So I bought two G80-3422LAMIT from acolombo's group buy and I'm doing a TKL mod on one of those.
A little backstory about why I want to make this mod, for those who care
Now, enough chit chat, let's start to mod this keyboard !
1. Top cover
1.1 Cutting the top cover
We'll start with the top part of the keyboard, we'll first plan where we need to cut.
We want the width of the right border (the one we'll cut) to be equal to the left border.
There are ribs at the back of the top cover... basically, we need to keep the rib located at the left of the numpad, and cut the one at its right (when watching the keyboard from the front, so actually the first picture is reversed).
Using a fine-toothed hacksaw, we'll begin to cut the top cover. We'll go slow so we'll have the straightest border as possible:
The first cut is done:
Both cuts are now done:
On that picture, you can see the tools required until now. The cutter is used to to deburr the edges after the cut. A sanding pad with 240 grit sandpaper is used to sand the edges until they're perfectly straight and smooth.
Sorry I forgot to take a picture after sanding
Basically, on the left side of the keyboard, you want to sand the edge flush to the rib. On the right side, we have cut the rib so we just want it to be straight.
1.2 Gluing the top cover
We need to lay the top cover on a flat surface (front side facing down) and glue booth part with cyanoacrylate (also known as CA glue or Super Glue). Use the glue sparingly, only one drop on each corner and one in the middle is enough. If something is not aligned, you can then easily disassemble it and glue it again properly.
We can see that the result is not bad... except maybe I beveled the edges a little too much, but that shouldn't be a problem.
The CA glue was great to do a quick assembly, but we now need to assemble it more strongly with epoxy glue. I decided to use JB Weld because I had it on hand.
1.3 Preparing the top cover for painting
We'll now use filler to make the top cover smooth. I used some Milliput Standard because I had some, but any body filler should be suitable.
After applying a first coat of epoxy, I noticed some low spot and added a second coat.

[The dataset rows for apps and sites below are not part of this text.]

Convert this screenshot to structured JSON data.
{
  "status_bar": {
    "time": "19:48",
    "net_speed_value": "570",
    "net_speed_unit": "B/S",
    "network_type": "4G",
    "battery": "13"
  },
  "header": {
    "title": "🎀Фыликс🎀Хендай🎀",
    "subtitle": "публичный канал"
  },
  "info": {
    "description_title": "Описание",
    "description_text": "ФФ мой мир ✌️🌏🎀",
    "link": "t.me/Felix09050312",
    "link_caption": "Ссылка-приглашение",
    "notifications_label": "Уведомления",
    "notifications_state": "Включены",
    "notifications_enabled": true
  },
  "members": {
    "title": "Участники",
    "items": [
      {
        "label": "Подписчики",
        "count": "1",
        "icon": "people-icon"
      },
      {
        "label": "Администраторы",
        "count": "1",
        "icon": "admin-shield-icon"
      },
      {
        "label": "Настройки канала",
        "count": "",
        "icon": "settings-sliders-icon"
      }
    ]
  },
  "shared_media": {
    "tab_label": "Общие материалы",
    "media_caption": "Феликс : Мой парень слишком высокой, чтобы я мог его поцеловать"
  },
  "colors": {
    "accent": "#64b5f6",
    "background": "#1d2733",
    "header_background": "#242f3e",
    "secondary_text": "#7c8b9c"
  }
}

We then have to sand it using medium (240 then 400 grid) sandpaper.
The next step is to "paint" the top cover with primer. We apply two or three very thin coat of primer, waiting around 15-20 minutes between each coat.
The result is not bad but not perfect. The line between both parts was still a bit visible, and the texture was smoother in the sanded spots than in the untouched zones.
To fix these minors problems, I sanded the front cover and will apply another coat of primer.
But for now, the weather is very rainy in here, and I don't have a place to paint inside...
Meanwhile, I began to work on the bottom cover and will describe that in a future post.
I hope you enjoyed this first post, don't hesitate to comment and tell me if I can improve something